(Excerpts from an interface dataset)

-.-.-

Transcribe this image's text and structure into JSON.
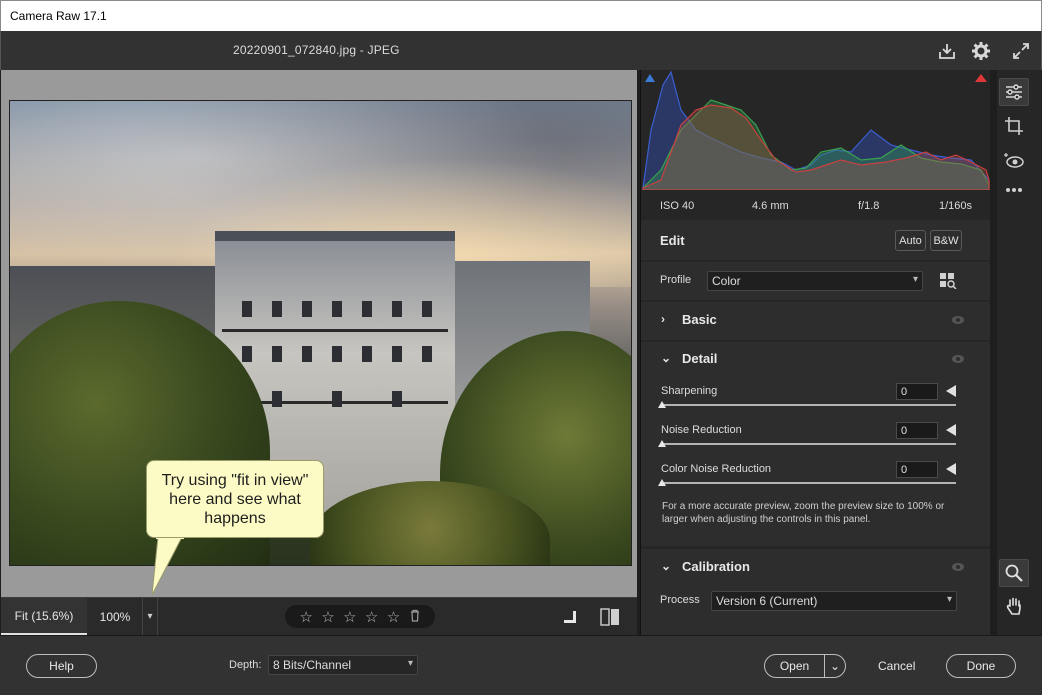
{
  "window": {
    "title": "Camera Raw 17.1"
  },
  "header": {
    "filename": "20220901_072840.jpg  -  JPEG"
  },
  "callout": {
    "text": "Try using \"fit in view\" here and see what happens"
  },
  "preview_bar": {
    "zoom_fit": "Fit (15.6%)",
    "zoom_100": "100%",
    "zoom_dropdown_icon": "chevron-down-icon",
    "rating_stars": [
      "☆",
      "☆",
      "☆",
      "☆",
      "☆"
    ]
  },
  "camera_info": {
    "iso": "ISO 40",
    "focal": "4.6 mm",
    "aperture": "f/1.8",
    "shutter": "1/160s"
  },
  "edit": {
    "title": "Edit",
    "auto_label": "Auto",
    "bw_label": "B&W"
  },
  "profile": {
    "label": "Profile",
    "value": "Color"
  },
  "basic": {
    "title": "Basic"
  },
  "detail": {
    "title": "Detail",
    "sharpening": {
      "label": "Sharpening",
      "value": "0"
    },
    "noise_reduction": {
      "label": "Noise Reduction",
      "value": "0"
    },
    "color_noise_reduction": {
      "label": "Color Noise Reduction",
      "value": "0"
    },
    "note": "For a more accurate preview, zoom the preview size to 100% or larger when adjusting the controls in this panel."
  },
  "calibration": {
    "title": "Calibration",
    "process_label": "Process",
    "process_value": "Version 6 (Current)"
  },
  "footer": {
    "help_label": "Help",
    "depth_label": "Depth:",
    "depth_value": "8 Bits/Channel",
    "open_label": "Open",
    "cancel_label": "Cancel",
    "done_label": "Done"
  },
  "colors": {
    "panel_bg": "#2d2d2d",
    "preview_bg": "#9a9a9a",
    "callout_bg": "#fdfbc5"
  }
}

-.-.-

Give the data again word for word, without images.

Transcribe this image's text and structure into JSON.
{
  "window": {
    "title": "Camera Raw 17.1"
  },
  "header": {
    "filename": "20220901_072840.jpg  -  JPEG"
  },
  "callout": {
    "text": "Try using \"fit in view\" here and see what happens"
  },
  "preview_bar": {
    "zoom_fit": "Fit (15.6%)",
    "zoom_100": "100%",
    "zoom_dropdown_icon": "chevron-down-icon",
    "rating_stars": [
      "☆",
      "☆",
      "☆",
      "☆",
      "☆"
    ]
  },
  "camera_info": {
    "iso": "ISO 40",
    "focal": "4.6 mm",
    "aperture": "f/1.8",
    "shutter": "1/160s"
  },
  "edit": {
    "title": "Edit",
    "auto_label": "Auto",
    "bw_label": "B&W"
  },
  "profile": {
    "label": "Profile",
    "value": "Color"
  },
  "basic": {
    "title": "Basic"
  },
  "detail": {
    "title": "Detail",
    "sharpening": {
      "label": "Sharpening",
      "value": "0"
    },
    "noise_reduction": {
      "label": "Noise Reduction",
      "value": "0"
    },
    "color_noise_reduction": {
      "label": "Color Noise Reduction",
      "value": "0"
    },
    "note": "For a more accurate preview, zoom the preview size to 100% or larger when adjusting the controls in this panel."
  },
  "calibration": {
    "title": "Calibration",
    "process_label": "Process",
    "process_value": "Version 6 (Current)"
  },
  "footer": {
    "help_label": "Help",
    "depth_label": "Depth:",
    "depth_value": "8 Bits/Channel",
    "open_label": "Open",
    "cancel_label": "Cancel",
    "done_label": "Done"
  },
  "colors": {
    "panel_bg": "#2d2d2d",
    "preview_bg": "#9a9a9a",
    "callout_bg": "#fdfbc5"
  }
}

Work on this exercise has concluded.